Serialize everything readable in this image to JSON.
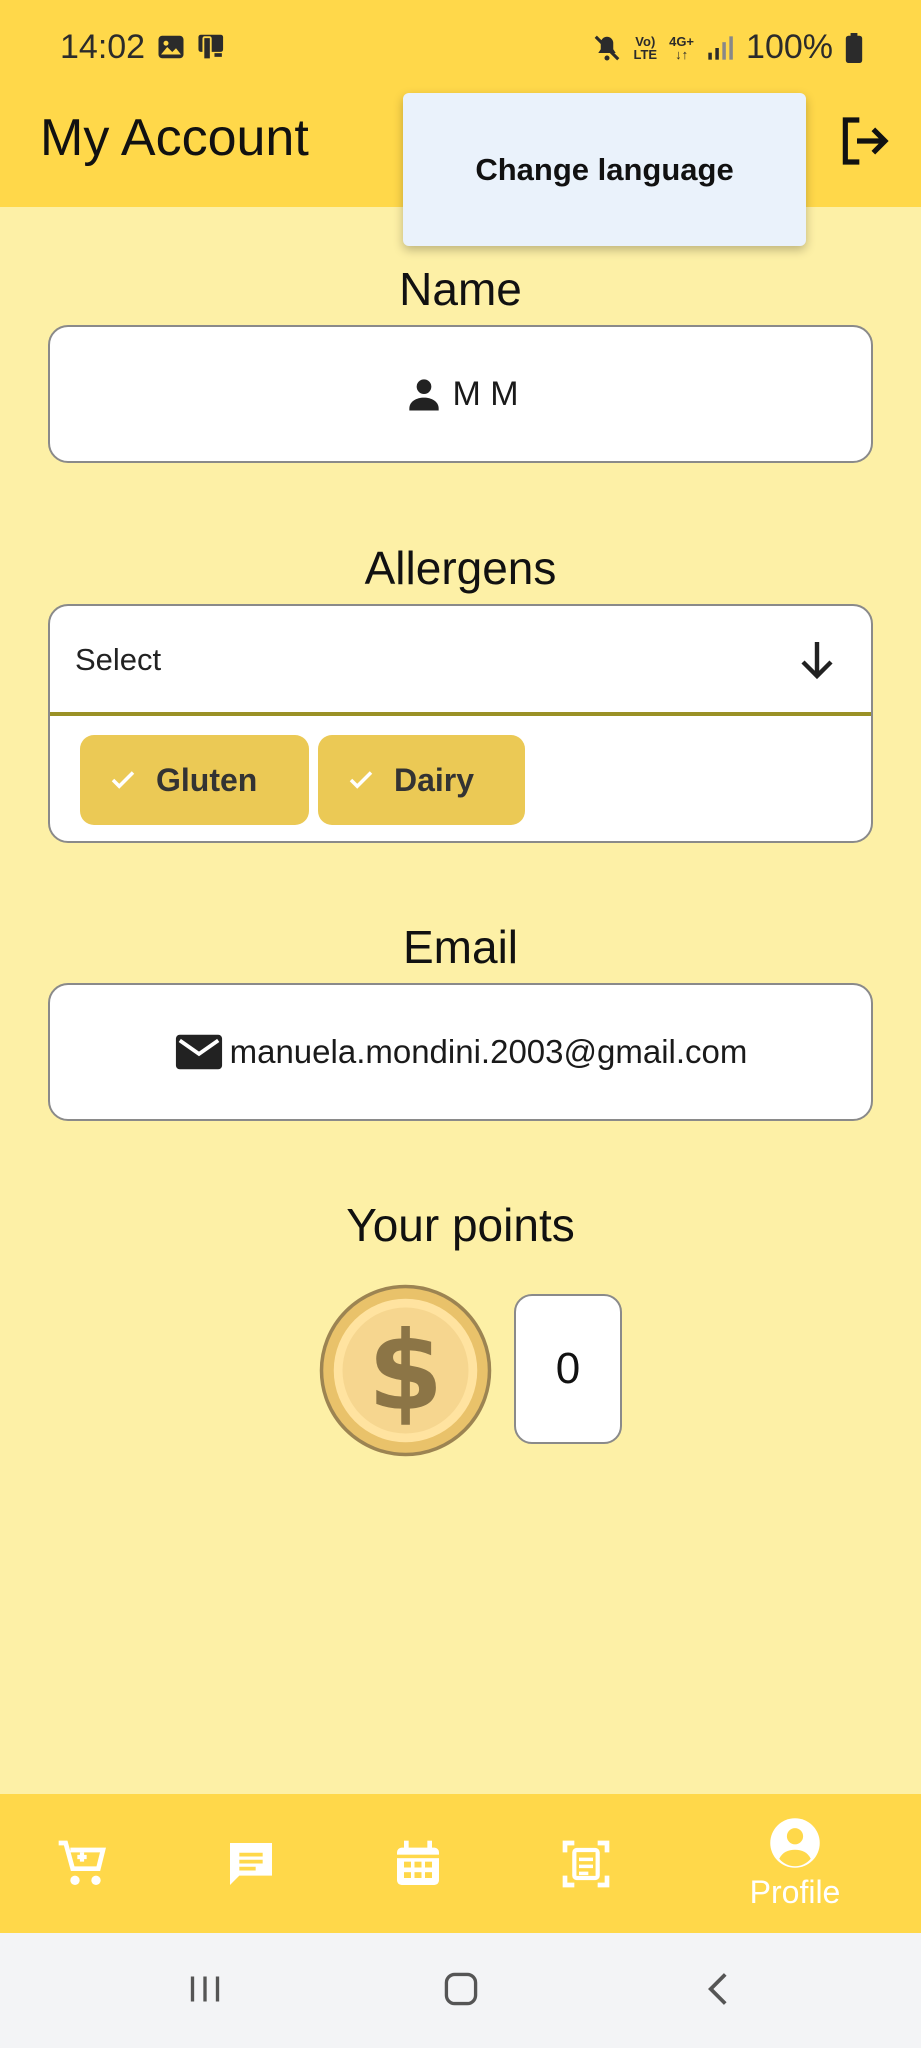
{
  "status_bar": {
    "time": "14:02",
    "net_top": "Vo)",
    "net_bottom": "LTE",
    "net2_top": "4G+",
    "battery": "100%"
  },
  "app_bar": {
    "title": "My Account"
  },
  "popup_menu": {
    "item": "Change language"
  },
  "name_section": {
    "label": "Name",
    "value": "M M"
  },
  "allergens_section": {
    "label": "Allergens",
    "select_placeholder": "Select",
    "chips": [
      "Gluten",
      "Dairy"
    ]
  },
  "email_section": {
    "label": "Email",
    "value": "manuela.mondini.2003@gmail.com"
  },
  "points_section": {
    "label": "Your points",
    "value": "0"
  },
  "bottom_nav": {
    "profile_label": "Profile"
  },
  "icons": [
    "image-icon",
    "device-icon",
    "mute-icon",
    "signal-icon",
    "battery-icon",
    "logout-icon",
    "person-icon",
    "arrow-down-icon",
    "check-icon",
    "mail-icon",
    "coin-icon",
    "cart-icon",
    "chat-icon",
    "calendar-icon",
    "scan-icon",
    "profile-icon",
    "recent-apps-icon",
    "home-icon",
    "back-icon"
  ],
  "colors": {
    "app_bar": "#FFD84A",
    "background": "#FDF0A6",
    "chip": "#EBC955",
    "underline": "#9A9126",
    "menu": "#EAF2FB"
  }
}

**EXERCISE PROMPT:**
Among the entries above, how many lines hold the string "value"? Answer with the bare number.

**ANSWER BELOW:**
3